Knows how diabetic complications can affect the gut
Can determine when organic obstruction is occurring TO
Can understand the principles and interpret the results of
gastrointestinal motility investigations (including manometry transit
studies etc) and autonomic function tests
Advises on appropriate prokinetic drugs and analgesics
Can detect and treat bacterial overgrowth
Advises on appropriate surgery including bypass procedures
Can relieve symptoms while not causing/risking harm with other
medications (e g opiates)

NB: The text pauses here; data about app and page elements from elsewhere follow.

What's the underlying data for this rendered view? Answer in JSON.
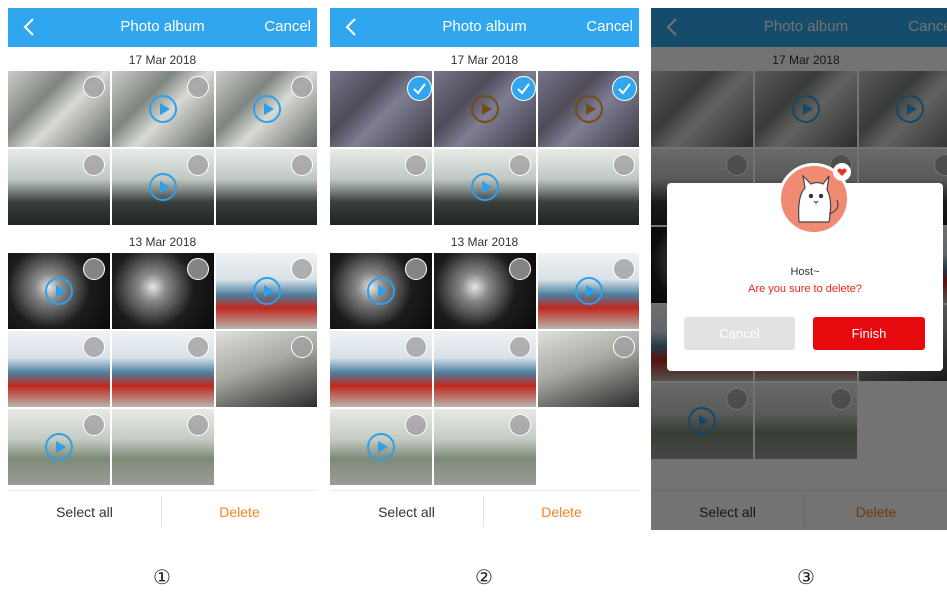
{
  "header": {
    "title": "Photo album",
    "cancel_label": "Cancel"
  },
  "sections": [
    {
      "date": "17 Mar 2018"
    },
    {
      "date": "13 Mar 2018"
    }
  ],
  "footer": {
    "select_all_label": "Select all",
    "delete_label": "Delete"
  },
  "dialog": {
    "host": "Host~",
    "message": "Are you sure to delete?",
    "cancel_label": "Cancel",
    "finish_label": "Finish"
  },
  "steps": [
    "①",
    "②",
    "③"
  ],
  "colors": {
    "header": "#30a6ee",
    "delete": "#f3841f",
    "finish": "#e8090f",
    "message": "#e8261c"
  },
  "icons": [
    "back-icon",
    "play-icon",
    "check-icon",
    "select-circle-icon",
    "cat-avatar-icon"
  ]
}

Works with the multidisciplinary NST psychiatrists/psychologists
surgeons and the pain management team

Can give careful explanation of the problems to the patient carers
friends and family

Sclerosing Mesenteritis

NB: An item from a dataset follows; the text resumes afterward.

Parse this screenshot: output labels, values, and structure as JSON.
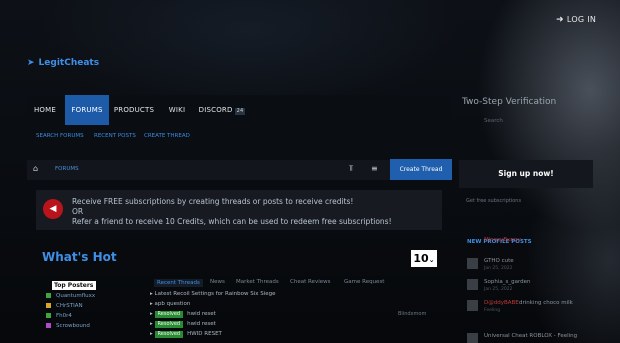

Sclerosing mesenteritisPrev: 1%M:F 2:1Median age 65 Mesenteric lipodystrophy Mesenteric panniculitis Sclerosing mesenteritis Spectrum: Abdominal surgery Abdominal traumaSurgical gloves 5% AutoimmunityAssociated with Riedel thyroiditis, PSCRetroperitoneal fibrosisOrbital pseudotumor.Autoimmune hemolytic anemiaMinimal change nephropathy, SLERelapsing polychondritis.Elevated serum IgG4 and/or autoimmune pancreatitis. Paraneoplastic syndromeMalignancy in up to 70 % - big variety of cancers Ischemia and infectionMesenteric ischaemia can cause a similar processAlso associated with a previous history of typhoid fever, dysentery, tuberculosis, syphilis, malaria, influenza, and rheumatic fever. Symptoms:75 % have abdominal pain.36 % have SBO.20 % have constipation or diarrhoea.Rectal bleeding occurs in 7 %.20 % have LOW. Physical examination:An abdominal mass in 50 %.Abdominal tenderness in 30%.Distension in about 10 to 15 %. Ascites (usually chylous) is rare. Nonspecific (hypoalbuminaemia/anaemia/CRPand ESR raised) 1.Soft tissue mass in the small bowel (often jejunal) mesentery- homogene-ous (more fibrotic lesions) or heterogeneous (more inflammatory). Mean size of 10cm 2. Fat ring sign (in 90 %) : Preservation of the densitometric values of fat nearest the mesenteric vessels.3. Tumoral pseudocapsule (60 %): hyperattenuated stripe partly surrounding the mass.4. Vascular displacement, encasement, or thrombosis is seen in over one-half of cases.5. Calcifications are present in about 20 % of lesions, probably resulting from fat necrosis.6. Cystic components is present, possibly from focal necrosis due to vascular obstruction.7. Lymphadenopathy (mesenteric or retroperitoneal) is present in 20 to 40 % of patients.8. “misty mesentery" has been used to describe the finding of increased attenuation of mesenteric fat with small lymph nodes but without evidence of a discrete mass.The increased attenuation is due to infiltration by inflammatory cells, fluid (edema, blood, lymph), tumor, or fibrosis.Thus, it is not specific for sclerosing mesenteritis, because hemorrhage, edema, or malignancy (particularly lymphoma) can present in an identical fashion. To distinguish from GIST and mesenteric fibromatosis, sclerosing mesenteritis does not stain for CD117/c-kit and beta catenin, respectively, but retains staining for smooth muscle actin. Treatment:Corticosteroids- useful especially if big inflamm-tory component.Hormonal therapy.Tamoxifen and progester-one combination may be useful.Cyclophosphamide- may be useful (trialled in 2 patients).Thalidomide- Improves CRP but not CT findings in small Aetiology Last 24 hours to two years. Laboratory findings Biopsy: CT Written by Dr Sebastian Zeki